I think I scared them a little with the idea that even adults can suddenly experience an allergic reaction where there was none before. I also spoke about some of the more recent deaths. I just wanted to drive home that safeguards and protective measures are for the benefit of all. That knowing what to do in an emergency will help. And I also spoke of my responsibilities as a parent. How parents I know of attend lunch with their children at school to help monitor them. That I was happy to buy safe snacks for classes, to provide idea lists, to answer their questions.
I also shared the cartoon above and the whole room erupted in laughter. Thank you so much to Tiffany Glass Ferreira for the awesome resource she provides with her insightful work.
Speaking of saying thank you, my sister in law teaches third grade and I asked her how to approach this particular group of teachers. She gave me some wonderful advice that I wanted to share in part here as the school year starts around the country:
I had a parent train me in using her kindergarten daughter’s epi-pen […s]he was very calm and matter-of-fact. She showed me how to use it and we talked about when to use it. She told me that even though there could be side effects it was best to err on the side of injecting vs. not injecting if [the student] started having trouble breathing (and a few other signs [the student] had). It was sort of a “you’ll know it when you see it and don’t hesitate” sort of thing. She told me that overthinking whether or not to inject was a waste of valuable time and it was better to inject and find out it wasn’t necessary than to NOT inject and have [the student] become unconscious, it was better to get the medicine in her and the sooner the better. […]
So l guess just stick to the facts. What are the signs that something’s wrong, how to use the epi properly, and what to do next (call 911, call family). It might also be a good idea to give the staff permission to give the other kids a heads-up or at least let them know what to do if something happens on the playground. […] a general sort of “If something happens or someone falls down on the playground make sure you tell a teacher”. There is always playground supervision, but I know too well (and I’ve done it myself), that when you get 5-6 teachers on duty they tend to drift together to chat instead of keeping an eagle eye on the kids. […]
Their ultimate goal is to keep her safe and happy and learning at school, so I don’t think you’re going to meet much resistance or have anybody be disrespectful or anything. A lot of them are probably parents, too. Make sure you thank them for their time…if you’re doing a whole staff training then they are most likely staying after school or losing prep time of some sort.
Remember that while you have one baby going to school, they have hundreds of babies. See if you can phrase things in a way that suggests setting things up to protect all of the students. There is bound to be at least one other child with food allergies on campus, maybe undiagnosed. Knowing what signs to look for might save another child’s life, too.

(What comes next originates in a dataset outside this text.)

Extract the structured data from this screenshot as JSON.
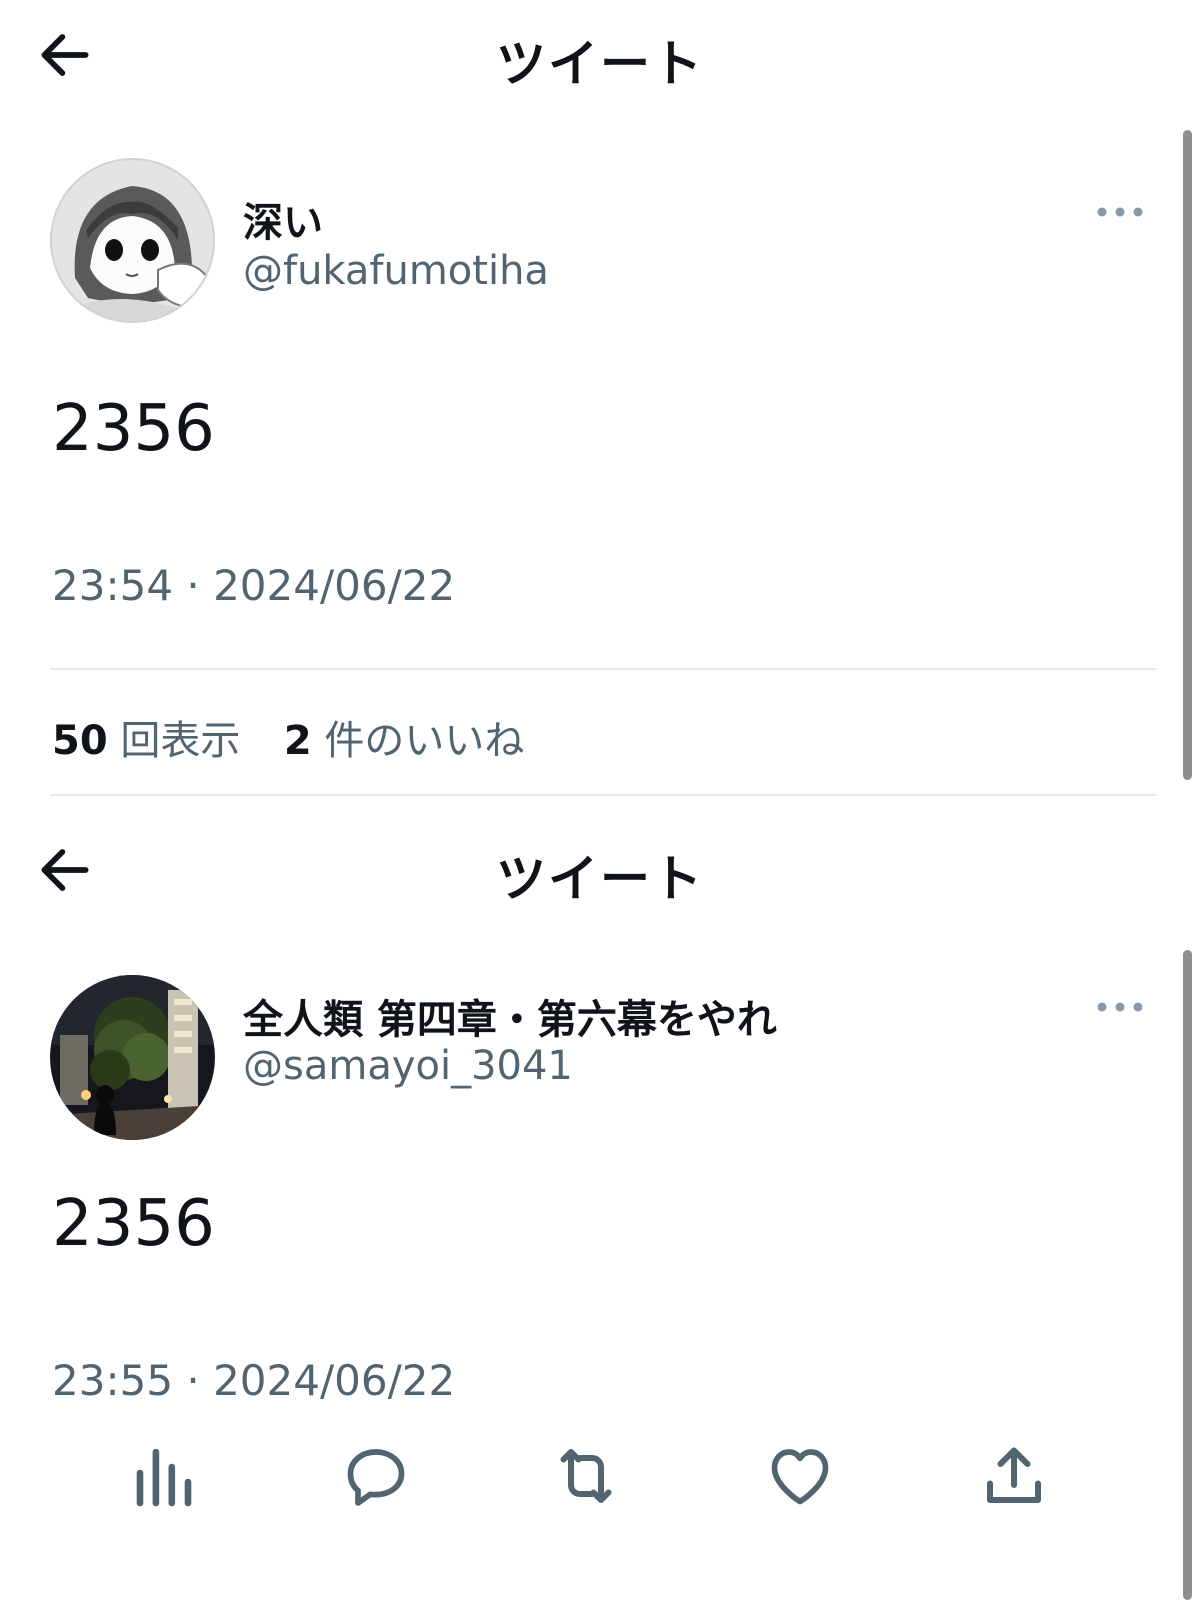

Re-reading my sister in law’s advice reminded me that after my presentation I had an audience member come up and tell me she wanted to give me a little hope for the future. She certainly had my attention at this point and she told me about how her children, now young adults, had grown out of multiple food allergies and that it was possible. Connecting with people on that level gives me a boost I need to forge along and continue sharing.

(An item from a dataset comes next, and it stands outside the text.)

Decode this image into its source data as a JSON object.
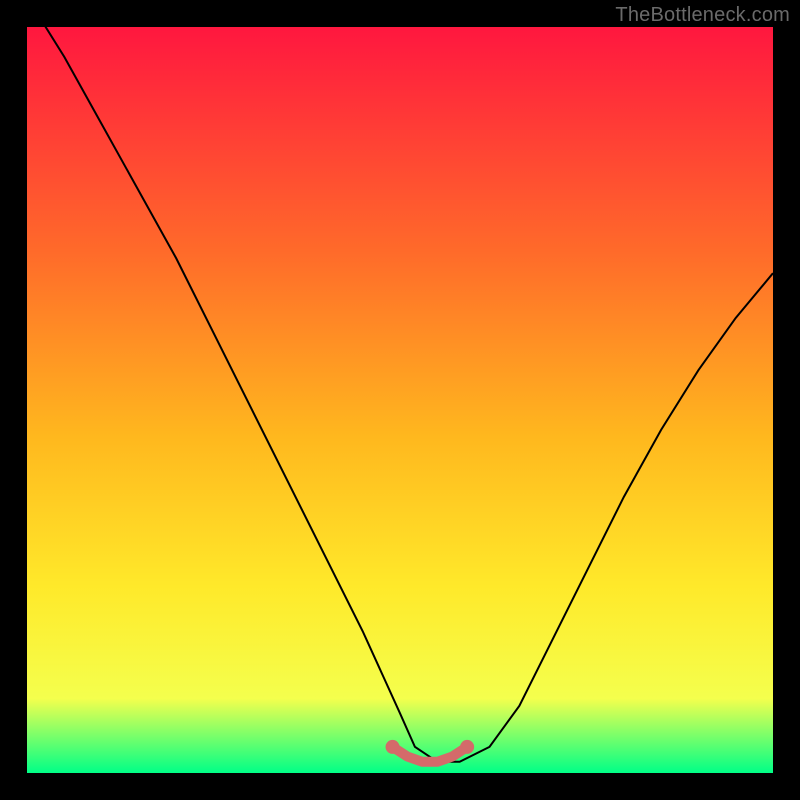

This is my 250th post! I wanted to share a link to my fundraising efforts for the Las Vegas 2013 FARE walk (click here to donate). FARE has been instrumental in so much involving schools in Southern Nevada and around the country. I’ll be at the walk and at the Food Allergy Bloggers Conference that weekend as well.